also metre, unit of length, 1797, from French mètre (18c.), from Greek metron "measure," from PIE root *me- "to measure" (cf. Greek metra "lot, portion," Sanskrit mati "measures," matra "measure," Avestan, Old Persian ma-, Latin metri "to measure"). Developed by French Academy of Sciences for system of weights and measures based on a decimal system originated 1670 by French clergyman Gabriel Mouton. Originally intended to be one ten-millionth of the length of a quadrant of the meridian.


"device for measuring," abstracted 1832 from gas-meter, etc., from French -mètre, used in combinations (in English from 1790), from Latin metrum "measure" or cognate Greek metron "measure" (see meter (n.2)). Influenced by English meter "person who measures" (late 14c., agent noun from mete (v.)). As short for parking meter from 1960. Meter maid first recorded 1957; meter reader 1963.


"to measure by means of a meter," 1884, from meter (n.3). Meaning "install parking meters" is from 1957.


word-forming element meaning "device or instrument for measuring; commonly -ometer, occasionally -imeter; from French -mètre, from Greek metron (see meter (n.3)).

Online Etymology Dictionary, © 2010 Douglas Harper

meter in Medicine


  1. The standard unit of length in the International System of Units that is equivalent to 39.37 inches.


  1. Measuring device:refractometer.
The American Heritage® Stedman's Medical Dictionary Copyright © 2002, 2001, 1995 by Houghton Mifflin Company. Published by Houghton Mifflin Company.

meter in Science


  1. The basic unit of length in the metric system, equal to 39.37 inches. See Table at measurement.
The American Heritage® Science Dictionary Copyright © 2011. Published by Houghton Mifflin Harcourt Publishing Company. All rights reserved.

meter in Culture


The highly organized rhythm characteristic of verse; the pattern of stressed and unstressed syllables in a line. (See iambic pentameter.)


The basic unit of length in the metric system; it was originally planned so that the circumference of the Earth would be measured at about forty million meters. A meter is 39.37 inches. Today, the meter is defined to be the distance light travels in 1 / 299,792,458 seconds.

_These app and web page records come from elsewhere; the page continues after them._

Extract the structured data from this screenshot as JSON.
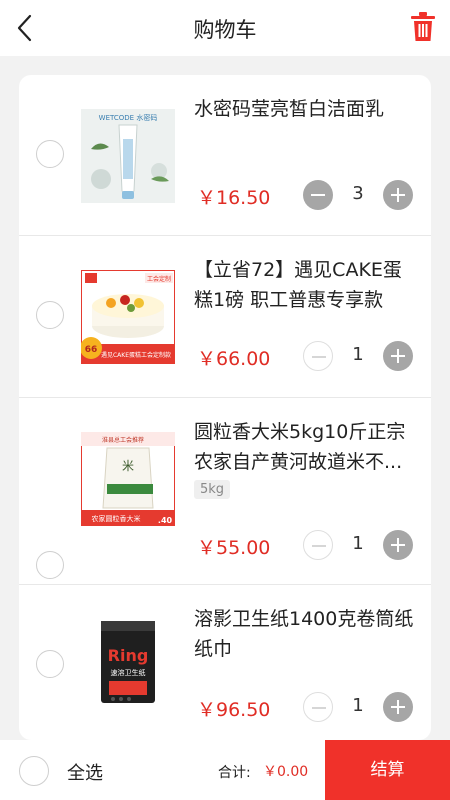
{
  "header": {
    "title": "购物车"
  },
  "items": [
    {
      "name": "水密码莹亮皙白洁面乳",
      "spec": "",
      "price": "￥16.50",
      "qty": "3"
    },
    {
      "name": "【立省72】遇见CAKE蛋糕1磅 职工普惠专享款",
      "spec": "",
      "price": "￥66.00",
      "qty": "1"
    },
    {
      "name": "圆粒香大米5kg10斤正宗农家自产黄河故道米不...",
      "spec": "5kg",
      "price": "￥55.00",
      "qty": "1"
    },
    {
      "name": "溶影卫生纸1400克卷筒纸 纸巾",
      "spec": "",
      "price": "￥96.50",
      "qty": "1"
    }
  ],
  "thumb_text": {
    "cleanser_brand": "WETCODE 水密码",
    "cake_badge": "工会定制",
    "cake_price": "66",
    "cake_caption": "遇见CAKE蛋糕工会定制款",
    "rice_banner": "淮县总工会推荐",
    "rice_bag": "米",
    "rice_caption": "农家圆粒香大米",
    "rice_price": ".40",
    "tissue_brand": "Ring",
    "tissue_caption": "速溶卫生纸"
  },
  "footer": {
    "select_all": "全选",
    "total_label": "合计:",
    "total_value": "￥0.00",
    "checkout": "结算"
  },
  "colors": {
    "accent": "#f0312a",
    "price": "#e02d25"
  }
}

The New Dictionary of Cultural Literacy, Third Edition Copyright © 2005 by Houghton Mifflin Harcourt Publishing Company. Published by Houghton Mifflin Harcourt Publishing Company. All rights reserved.